The might of nature is no match for humans, with entire cities and civilizations falling victim to its powers and vanishing from the world and humanity’s memory. Take Pompeii, a city forgotten for millennia after being devastated by Vesuvius. It was only in 1592 that the city was rediscovered, and its story is hardly unique, as there are countless other findings like it, though not all of them are on the surface. In this article, we’ll tell the stories of 7-ish cities that have been taken by a different element – water, some of which you could visit right now.
1. Baiae, Italy
Let’s start this list off with the Underwater Archeological Park of Baia, an ancient Roman city now engulfed by the Tyrrhenian sea that’s very close to other famous tourist destinations, such as Pompeii and Naples.
Today, the city is one of the few underwater archeological parks in the world, offering travelers the opportunity to admire the ruins of the once famous Roman resort via glass-bottomed boats, snorkeling, or even scuba diving.
Up until the 8th century, when the city was plundered by Saracens, it was the major Roman spa resort and a real party town often likened to modern-day Las Vegas. In large part, this was due to the city being located right under volcanic vents that created hot springs believed to have healing powers.
Many Roman emperors and other elites even had their own villas in the city. Today, visitors can admire what is left of the luxurious resort still, with winding paved roads, Roman columns, underwater sculptures and underwater grottoes hiding beneath the waters as shallow as 6 meters (19.6 ft).
2. Dwarka, India
Sanskrit texts tell of the ancient city of Dwarka, a magnificent kingdom of unimaginable wealth and glory built by the Hindu god Krishna himself. Until the year 2000, the city was believed to be the stuff of myth, but then, India’s National Institute of Ocean Technology found the ruins of a large port city 40 meters (131 ft) down on the surface of the Gulf of Khambhat.
Today, the ruins of the ancient city are among the most well researched underwater ruins in India, and numerous ancient artifacts, such as sculptures, pottery, and even human bones have been brought to the surface.

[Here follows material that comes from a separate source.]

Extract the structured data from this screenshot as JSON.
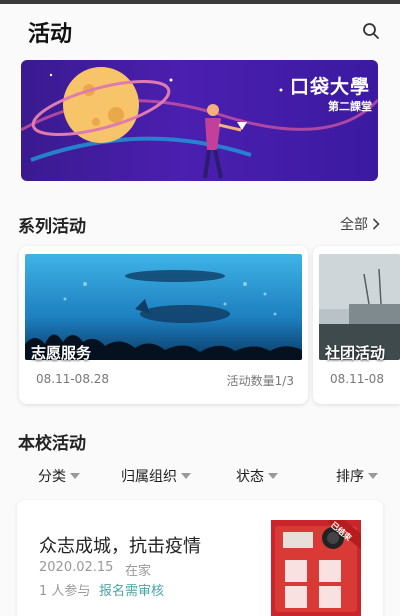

There is also evidence of the remains of a large port in the city, suggesting overseas trade.
Carbon dating revealed that the city is at least 9,500 years old, thousands of years older than the earliest ancient Egyptian, Sumerian, Chinese and Indus Valley Civilization structures ever found. To this day, it is unknown which civilization built this massive city.
3. Port Royal, Jamaica
Antique Illustration of Old Port Royal
Once known as the “wickedest city on earth”, two-thirds of Port Royal, the former seat of the British Government and the largest city in the Caribbean, were dragged beneath the ocean as a result of a massive earthquake followed by a devastating tsunami in 1692.Until the cataclysm had befallen Port Royal, the city’s port was a beloved spot for pirates and various outlaws, which is how the city earned the above-mentioned nickname.
While the vast majority of the old city is hidden beneath the waves and can’t be seen by eye, it became a historical treasure trove, hiding the secrets of the early days of British rule in Jamaica. Some of these findings have been retrieved and are displayed at the National Museum of Jamaica in Kingston.
4. Yonaguni Monument, Japan
The sea near the Yonaguni island, the southernmost of the Ryukyu Islands in Japan is a popular destination for divers, as a large population of hammerhead sharks resides there during the winter. In 1986, Kihachiro Aratake was diving in the area and noted some structure on the seabed resembling architectural remains.
Subsequently, several archeological and amateur expeditions were made in the area, with the Japanese Agency for Cultural Affairs and several international experts concluding that the structures found in the are natural formations rather than archeological ruins.
Still, several experts suggest that this could not be the case, with the greatest advocate of the opposition being archeologist Masaaki Kimura, who believes the findings are 2,000-3,000-year-old remnants of the ancient Japanese country called Yamatai.
While most official sources believe the step formations are natural results of earthquake breaking off layers of sandstone from the seafloor, the nature of these structures continues to be highly disputed.